The show opened with “Frida” (1997), which reflects on Frida Kahlo’s tumultuous life. Melissa Greco Liu delivered a finely nuanced performance as Kahlo: Her stoic posture conveyed the Mexican painter’s resolve, while her passive approach to movement befitted someone who was consumed by depression.
A duet between Liu and Singh depicts the troubled relationship between Kahlo and husband Diego Rivera. Singh frequently spins in place with an outstretched arm, and Liu repeatedly walks into the arm so that it hits her right in the throat. She doesn’t recoil when this happens — she just numbly keeps walking in a different direction. It’s a marvelously quiet way of letting us lament their mess of a relationship.
“Magritte Magritte” (1970) comprises seven short vignettes, each one bringing to life a different painting by surrealist artist René Magritte. For “The Lovers,” Helen Marie Carruthers and Singh tenderly embrace and skitter about the stage with the fizzy energy of honeymooners. But their faces are covered in white sheets, just like the characters in the painting, an unsettling image that somehow manages to strip even this warm romance of its humanity.
For “The Threatened Assassin,” Scott Parkinson was chilling as the sociopath who strangled his mistress. The Magritte painting is ambiguous about this character’s emotional state; the dance is not. The man’s cocky strut, his maniacal laugh and the way he casually hums along with the Victrola are downright sinister.

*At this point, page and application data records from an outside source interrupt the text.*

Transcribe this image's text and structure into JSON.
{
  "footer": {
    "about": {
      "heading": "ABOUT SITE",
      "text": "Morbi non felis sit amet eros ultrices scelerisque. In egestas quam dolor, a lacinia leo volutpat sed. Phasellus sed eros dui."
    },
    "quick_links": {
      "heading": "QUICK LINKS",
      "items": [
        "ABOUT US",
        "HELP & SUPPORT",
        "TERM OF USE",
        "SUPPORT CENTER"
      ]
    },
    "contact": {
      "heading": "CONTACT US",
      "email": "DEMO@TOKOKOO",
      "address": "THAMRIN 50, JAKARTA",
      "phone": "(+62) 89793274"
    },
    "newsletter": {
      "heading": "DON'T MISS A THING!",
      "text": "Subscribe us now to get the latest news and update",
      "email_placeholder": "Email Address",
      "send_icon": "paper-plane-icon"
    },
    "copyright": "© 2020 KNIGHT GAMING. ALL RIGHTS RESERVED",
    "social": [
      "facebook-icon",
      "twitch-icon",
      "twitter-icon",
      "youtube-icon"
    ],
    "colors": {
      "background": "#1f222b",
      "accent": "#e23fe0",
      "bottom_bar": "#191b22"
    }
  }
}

Singh has brought Sokolow’s work to Washington audiences several times in recent years. Here’s hoping he keeps doing it. These gems should continue to be performed, especially by dancers who approach them so faithfully and authentically.